While we’ve used sand for decades to build and replenish the beaches, it is now recognized that sand can have a negative impact on the water quality and overall health of the lake. We are already seeing some of these undesirable effects such as algae blooms, decrease in lake depth, loss of fish habitat and apparent decline in fish population. While sand is not the only cause of these problems, it is the easiest one for us to control – simply by not adding any more of it to the lake. Here are some of the ways that beach sand degrades the lake.
Sand does not stay put. Every footstep on the beach pushes it downhill towards the water and it drifts with the current and wind. When the lake is lowered, sand leaves the beaches and flows with the water toward the middle. A study by the Indiana Division of Fish and Wildlife has shown that exposed sand blows from one spot to another, moves with rain and snow melt and ends up where it’s not intended. Sand that doesn’t drift away eventually works its way into the lake bottom, but even though we may not see it, it’s still in the lake. The sand we add contributes to silting-in, making the lake shallower, and at the same time requiring on-going beach maintenance — and more sand! Shallow water is warmer, supports algae growth and is lower in oxygen, conditions that are detrimental to our fish. According to the New Hampshire Department of Environmental Services, while silting is a geologic process that happens naturally over time, adding beach sand to the natural sediment load hastens this aging and filling-in process.

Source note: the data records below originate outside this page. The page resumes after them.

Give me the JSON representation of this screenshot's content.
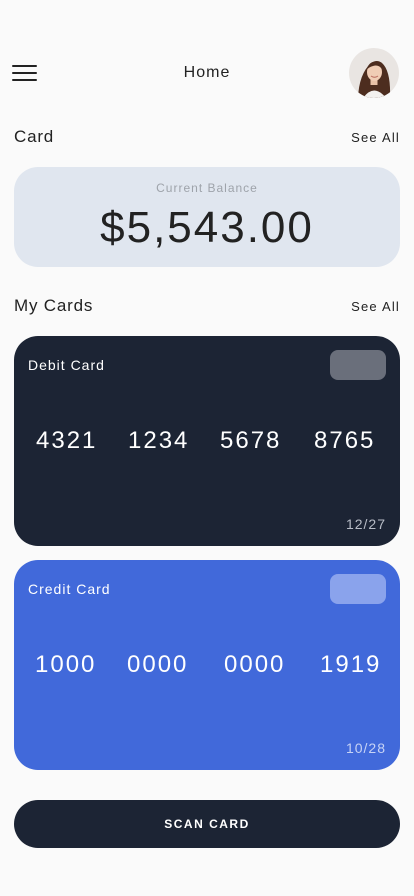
{
  "header": {
    "title": "Home",
    "menu_icon": "hamburger-menu-icon",
    "avatar_icon": "user-avatar"
  },
  "card_section": {
    "title": "Card",
    "see_all": "See All",
    "balance_label": "Current Balance",
    "balance_amount": "$5,543.00"
  },
  "my_cards_section": {
    "title": "My Cards",
    "see_all": "See All"
  },
  "cards": [
    {
      "type": "Debit Card",
      "number_groups": [
        "4321",
        "1234",
        "5678",
        "8765"
      ],
      "expiry": "12/27",
      "color": "#1c2434"
    },
    {
      "type": "Credit Card",
      "number_groups": [
        "1000",
        "0000",
        "0000",
        "1919"
      ],
      "expiry": "10/28",
      "color": "#4169da"
    }
  ],
  "scan_button": {
    "label": "SCAN CARD",
    "color": "#1c2434"
  }
}
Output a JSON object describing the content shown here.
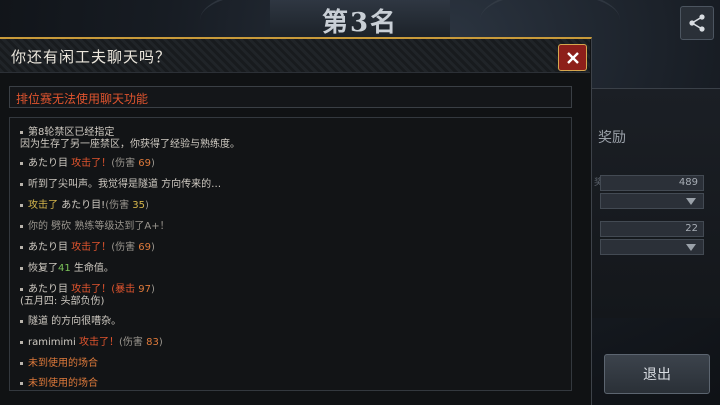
{
  "background": {
    "rank_title": "第3名",
    "reward_label": "奖励",
    "faint_label": "奖励",
    "field1_value": "489",
    "field2_value": "22",
    "exit_label": "退出"
  },
  "modal": {
    "title": "你还有闲工夫聊天吗？",
    "notice": "排位赛无法使用聊天功能"
  },
  "log": {
    "l1a": "第8轮禁区已经指定",
    "l1b": "因为生存了另一座禁区，你获得了经验与熟练度。",
    "l2_name": "あたり目",
    "l2_verb": "攻击了！",
    "l2_dmg_pre": "(伤害",
    "l2_dmg": "69",
    "l2_post": ")",
    "l3": "听到了尖叫声。我觉得是隧道 方向传来的…",
    "l4_verb": "攻击了",
    "l4_name": "あたり目!",
    "l4_dmg_pre": "(伤害",
    "l4_dmg": "35",
    "l4_post": ")",
    "l5": "你的 劈砍 熟练等级达到了A+！",
    "l6_name": "あたり目",
    "l6_verb": "攻击了！",
    "l6_dmg_pre": "(伤害",
    "l6_dmg": "69",
    "l6_post": ")",
    "l7_pre": "恢复了",
    "l7_num": "41",
    "l7_post": "生命值。",
    "l8_name": "あたり目",
    "l8_verb": "攻击了！",
    "l8_dmg_pre": "(暴击",
    "l8_dmg": "97",
    "l8_post": ")",
    "l8b": "(五月四: 头部负伤)",
    "l9": "隧道 的方向很嘈杂。",
    "l10_name": "ramimimi",
    "l10_verb": "攻击了！",
    "l10_dmg_pre": "(伤害",
    "l10_dmg": "83",
    "l10_post": ")",
    "l11": "未到使用的场合",
    "l12": "未到使用的场合"
  },
  "colors": {
    "accent_gold": "#c89a3a",
    "close_red": "#8d1f1a",
    "notice_red": "#e0542e",
    "attack_orange": "#df7a3b",
    "heal_green": "#7cc35a",
    "damage_yellow": "#d6b64c"
  },
  "icons": {
    "share": "share-icon",
    "close": "close-icon",
    "dropdown": "chevron-down-icon"
  }
}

Beach sand is different from native lakebed soil. A study by the Town of New Hartford, CT. ( http://westhillpond.org/beach-sand/ ) showed that because sand drifts easily in water, it clouds it, preventing UV light from disinfecting bacteria in the lake — a natural process that is necessary for maintaining good water quality. As rainwater and snowmelt run over the beach they pickup this silt, it goes into suspension in the lake, and can be transported significant distances. The smallest/lightest particles are the last to settle, and thus the first to be stirred up by aquatic animals, humans or even wind fetch induced currents or the annual temperature induced turnover. Reduced clarity correlates to reduced visibility, and a reduction in disinfection of pathogens by ultraviolet light and in studied cases, increases in presence of microbial pathogens. In addition, a study done in York County, Me. found that a decline in lake water clarity caused a noticeable decrease in the value of surrounding homes.
According to the Tip of the Mitt Watershed Council in northern Michigan,
http://www.watershedcouncil.org/learn/beach-sanding/ deposited sand has major biological impacts on the lake ecology. Sand deposited and drifted along the shore and lake bottom can smother bottom-dwelling algae and invertebrates, reduce the amount of aquatic and shoreline habitat for fish and crayfish, destroy spawning and nesting sites for reptiles and amphibians, and disrupt the food chain. Fine sand particles suspended in clouded water may clog the gills of our lake fish that are not adapted to a sandy environment. This threatens our fish.
Beach sand may contain a number of contaminants that will wash into the lake water changing its natural chemistry. As an example, New Hampshire Department of Environmental Services reports that “iron-rich sand can encourage the growth of iron bacteria that create rust-colored slime deposits and oil-like films on the sand as they oxidize the iron.” If the sand contains phosphorus, a nutrient that supports plant growth and a major contributor to the decline of lake quality, it washes into the lake essentially fertilizing it. According to a study funded by the Maine and US Departments of Environmental Protection, one pound of phosphorus can produce tens of thousands of pounds of algae! As the lake becomes shallower from erosion and silting, there is less volume of water in which these toxins and other contaminants can be diluted. Sand is not the only or largest source of contamination in the lake (bigger culprits are run-off from our septic systems, roads and lawns), but it contributes — and it is something we can control easily.
There are alternatives to beach sand that cause less damage to the lake ecosystem and water quality. These alternatives provide a more stable beach than sand and if done properly will require less routine maintenance. Before proceeding with any one approach it’s a good idea to understand the unintended and unanticipated consequences that our decisions may have on the lake in the future. Regardless of what material we use to construct our beaches, it is universally acknowledged that they should be located in places where the prevailing wind and currents will not contribute to beach erosion. Careful planning, engineering and construction with the right materials can result in beaches that will last many years without degrading the lake or requiring extensive maintenance and repeated lake draw-down.
By controling the use of sand on our beaches we can reduce the amount of phosphorus we add to the lake, help to prevent additional silting and maintain water depth, temperature, clarity and quality. This will help control algae and weed growth as well as help restore the natural chemistry of the lake, something that is important for fish and other invertebrates that call RBL home. The lake is our community’s greatest asset – let’s keep it healthy.